--- SOURCE MATERIAL Enclosed Below ---

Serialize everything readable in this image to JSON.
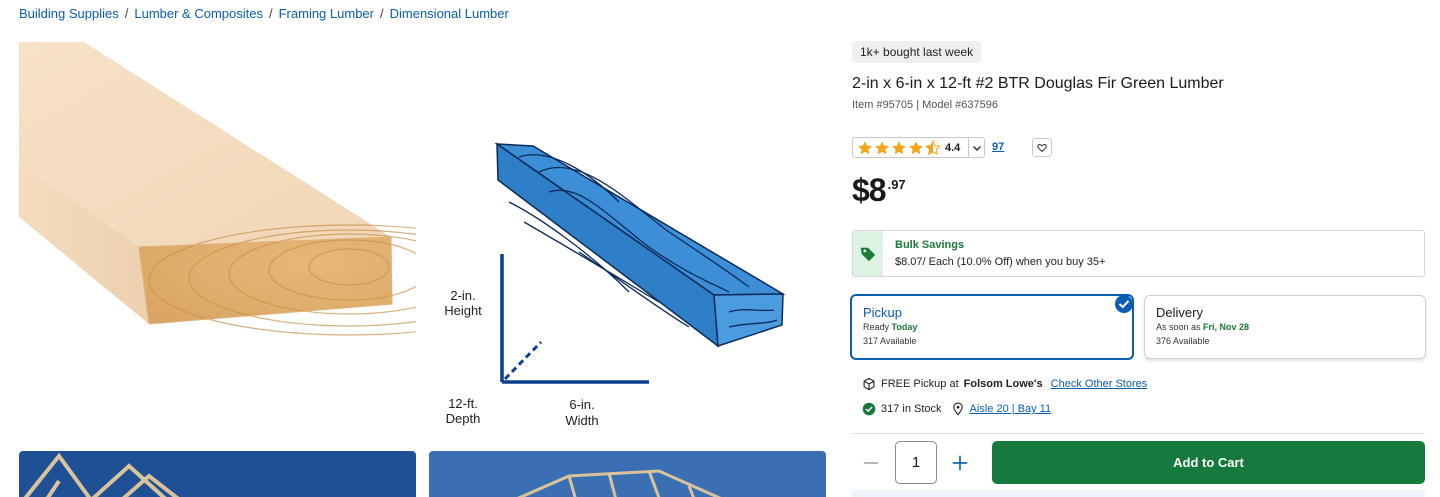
{
  "breadcrumb": [
    {
      "label": "Building Supplies"
    },
    {
      "label": "Lumber & Composites"
    },
    {
      "label": "Framing Lumber"
    },
    {
      "label": "Dimensional Lumber"
    }
  ],
  "breadcrumb_separator": "/",
  "gallery": {
    "diagram": {
      "height_label": "2-in.",
      "height_caption": "Height",
      "depth_label": "12-ft.",
      "depth_caption": "Depth",
      "width_label": "6-in.",
      "width_caption": "Width"
    }
  },
  "product": {
    "badge": "1k+ bought last week",
    "title": "2-in x 6-in x 12-ft #2 BTR Douglas Fir Green Lumber",
    "item_meta": "Item #95705 | Model #637596",
    "rating": {
      "value": "4.4",
      "stars_fraction": 0.88,
      "review_count": "97"
    },
    "price": {
      "dollars": "$8",
      "cents": ".97"
    },
    "bulk": {
      "title": "Bulk Savings",
      "description": "$8.07/ Each (10.0% Off) when you buy 35+"
    }
  },
  "fulfillment": {
    "pickup": {
      "title": "Pickup",
      "ready_prefix": "Ready",
      "ready_day": "Today",
      "available": "317 Available"
    },
    "delivery": {
      "title": "Delivery",
      "eta_prefix": "As soon as",
      "eta_day": "Fri, Nov 28",
      "available": "376 Available"
    }
  },
  "store": {
    "pickup_text": "FREE Pickup at",
    "store_name": "Folsom Lowe's",
    "check_other": "Check Other Stores",
    "stock_text": "317 in Stock",
    "aisle": "Aisle 20 | Bay 11"
  },
  "cart": {
    "quantity": "1",
    "add_label": "Add to Cart"
  },
  "colors": {
    "accent_blue": "#0b5db3",
    "cart_green": "#167a3d",
    "star": "#f2a516"
  }
}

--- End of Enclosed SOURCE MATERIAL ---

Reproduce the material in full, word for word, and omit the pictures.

Serialize everything readable in this image to JSON.
{
  "breadcrumb": [
    {
      "label": "Building Supplies"
    },
    {
      "label": "Lumber & Composites"
    },
    {
      "label": "Framing Lumber"
    },
    {
      "label": "Dimensional Lumber"
    }
  ],
  "breadcrumb_separator": "/",
  "gallery": {
    "diagram": {
      "height_label": "2-in.",
      "height_caption": "Height",
      "depth_label": "12-ft.",
      "depth_caption": "Depth",
      "width_label": "6-in.",
      "width_caption": "Width"
    }
  },
  "product": {
    "badge": "1k+ bought last week",
    "title": "2-in x 6-in x 12-ft #2 BTR Douglas Fir Green Lumber",
    "item_meta": "Item #95705 | Model #637596",
    "rating": {
      "value": "4.4",
      "stars_fraction": 0.88,
      "review_count": "97"
    },
    "price": {
      "dollars": "$8",
      "cents": ".97"
    },
    "bulk": {
      "title": "Bulk Savings",
      "description": "$8.07/ Each (10.0% Off) when you buy 35+"
    }
  },
  "fulfillment": {
    "pickup": {
      "title": "Pickup",
      "ready_prefix": "Ready",
      "ready_day": "Today",
      "available": "317 Available"
    },
    "delivery": {
      "title": "Delivery",
      "eta_prefix": "As soon as",
      "eta_day": "Fri, Nov 28",
      "available": "376 Available"
    }
  },
  "store": {
    "pickup_text": "FREE Pickup at",
    "store_name": "Folsom Lowe's",
    "check_other": "Check Other Stores",
    "stock_text": "317 in Stock",
    "aisle": "Aisle 20 | Bay 11"
  },
  "cart": {
    "quantity": "1",
    "add_label": "Add to Cart"
  },
  "colors": {
    "accent_blue": "#0b5db3",
    "cart_green": "#167a3d",
    "star": "#f2a516"
  }
}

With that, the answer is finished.